A good mashup is more than the sum of its parts. Those “affected” by it would do well to remember that every new generation of anything builds on the previous one. Art isn’t created in a vacuum. And I guarantee that if you locked McCartney, Starr and Jay-Z into a room they wouldn’t come up with anything nearly as visceral or engaging as The Grey Album. I can see Jay-Z doing something close on his own but the other two are so hampered by their own images that they wouldn’t be able to make the mental leap needed to produce something this bold.
This guy is a musician like cheerleadering is a sport.
Fuck you. You’re like a guy in his mid-20s who still cruises the main drag wearing his letter jacket. Music moved on and you stayed in the same place.

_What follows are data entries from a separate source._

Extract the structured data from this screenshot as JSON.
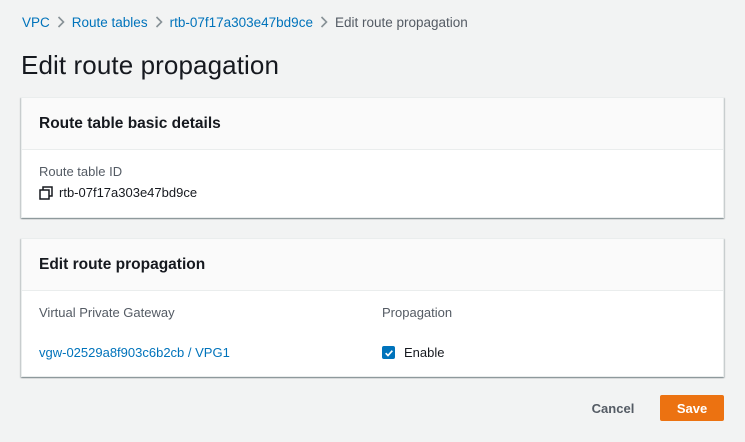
{
  "breadcrumb": {
    "items": [
      "VPC",
      "Route tables",
      "rtb-07f17a303e47bd9ce"
    ],
    "current": "Edit route propagation"
  },
  "page": {
    "title": "Edit route propagation"
  },
  "details_panel": {
    "title": "Route table basic details",
    "route_table_id_label": "Route table ID",
    "route_table_id_value": "rtb-07f17a303e47bd9ce"
  },
  "propagation_panel": {
    "title": "Edit route propagation",
    "col_gateway": "Virtual Private Gateway",
    "col_propagation": "Propagation",
    "rows": [
      {
        "gateway": "vgw-02529a8f903c6b2cb / VPG1",
        "propagation_label": "Enable",
        "checked": true
      }
    ]
  },
  "actions": {
    "cancel": "Cancel",
    "save": "Save"
  },
  "colors": {
    "link": "#0073bb",
    "primary": "#ec7211",
    "background": "#f2f3f3"
  },
  "icons": {
    "separator": "chevron-right-icon",
    "copy": "copy-icon",
    "check": "checkmark-icon"
  }
}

Take, for instance, the last few moments of Girl Talk’s Jump on Stage where Greg Gillis combines the Beastie Boys and Iggy Pop to devastating effect. Separately, the tunes (Hey Ladies, Lust for Life) are familiar crowd-pleasers. I like the two tracks involved but have heard them enough in my lifetime to not go out of my way to hear them again. Together, though, they’re a masterful match, with Iggy Pop’s rhythm section toughening up the nasal rap styling of three Jewish kids from the Bronx.
It’s like hearing an old favorite for the first time again. It’s that kind of impossibility that makes the perfect mashup one of those rare things that can give you a childlike feeling of amazement. I’m in my mid-30s. Anything that makes me feel like a kid again is welcome. Anything that kicks years of cynicism to the curb for a few minutes is deeply appreciated.

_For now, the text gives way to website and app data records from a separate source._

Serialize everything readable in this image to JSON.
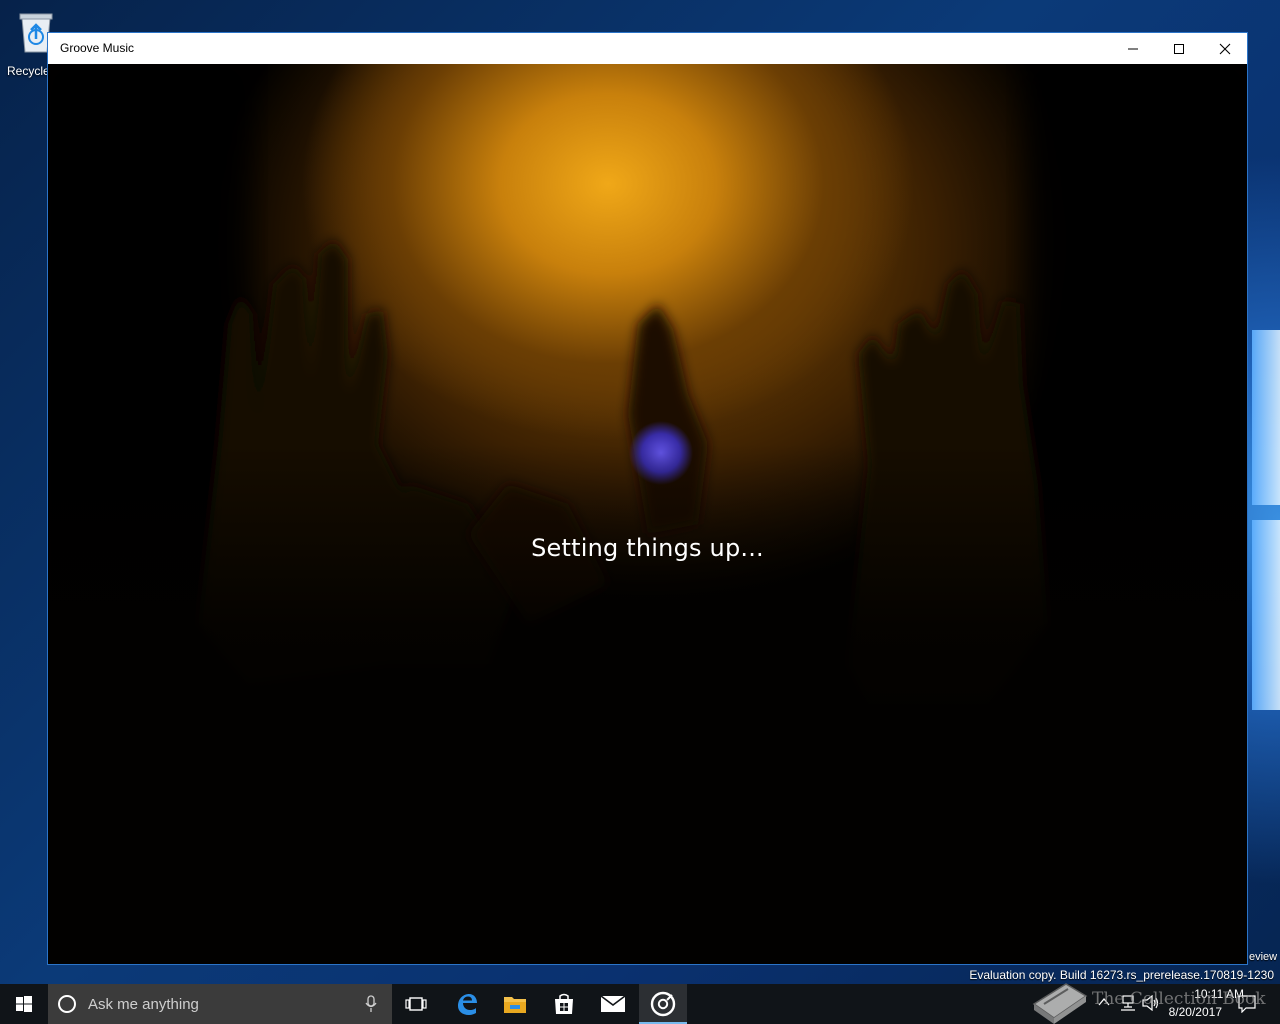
{
  "desktop": {
    "icons": [
      {
        "label": "Recycle",
        "icon": "recycle-bin-icon"
      }
    ],
    "watermark_build": "Evaluation copy. Build 16273.rs_prerelease.170819-1230",
    "watermark_preview": "eview"
  },
  "window": {
    "title": "Groove Music",
    "controls": [
      "minimize-icon",
      "maximize-icon",
      "close-icon"
    ],
    "status_text": "Setting things up...",
    "accent_color": "#1e7ee6"
  },
  "taskbar": {
    "search_placeholder": "Ask me anything",
    "apps": [
      {
        "name": "task-view",
        "icon": "task-view-icon"
      },
      {
        "name": "edge",
        "icon": "edge-icon"
      },
      {
        "name": "file-explorer",
        "icon": "folder-icon"
      },
      {
        "name": "store",
        "icon": "store-icon"
      },
      {
        "name": "mail",
        "icon": "mail-icon"
      },
      {
        "name": "groove-music",
        "icon": "groove-music-icon",
        "active": true
      }
    ],
    "clock_time": "10:11 AM",
    "clock_date": "8/20/2017",
    "overlay_text": "The Collection Book"
  }
}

If you can’t see past the obvious addition of the components and enjoy the whole as its own being, then I truly feel for you. You must have no joy in your life. Everything that could be appreciated as something of its own has been broken down and compartmentalized into nothing more than a parts list for product.
If it is your belief that no talent lies in the remixer then why would you check out the culinary talents of various chefs? In the end, they’re just making small variations on meat and vegetables. They might be able to coax out flavors and textures you haven’t had before, but most of the work is still being done by the animal or vegetable itself.
Why watch any sequels or remakes? Why read any books that come in a series or feature the same characters? Why visit an art gallery? Everything in there is based on pre-existing styles and schools. Why would you single out mashups as the nadir of culture?
It can only be one of two things: an absolute belief that the best period of music is already behind us or that mashups are glorified theft and nothing more than punishable infringement. Both views are equally close-minded. Only one is potentially dangerous.
If you want to believe the best days of music are behind us, you’re only robbing yourself of new experiences. The second belief is a particularly vindictive form of projection in which your overreaching entitlement has given you the ability to see villains in every doorway and leaking dollars pouring out of every mp3. Unfortunately, the second belief is entertained all too frequently. If unchecked, it could truly bring about the end of creativity. And as the life ebbs from the art form you claim to love so much you can’t bear to see it hurt by freeloaders and infringers, you’ll be too blinded by your myopia to realize the blood is on your hands.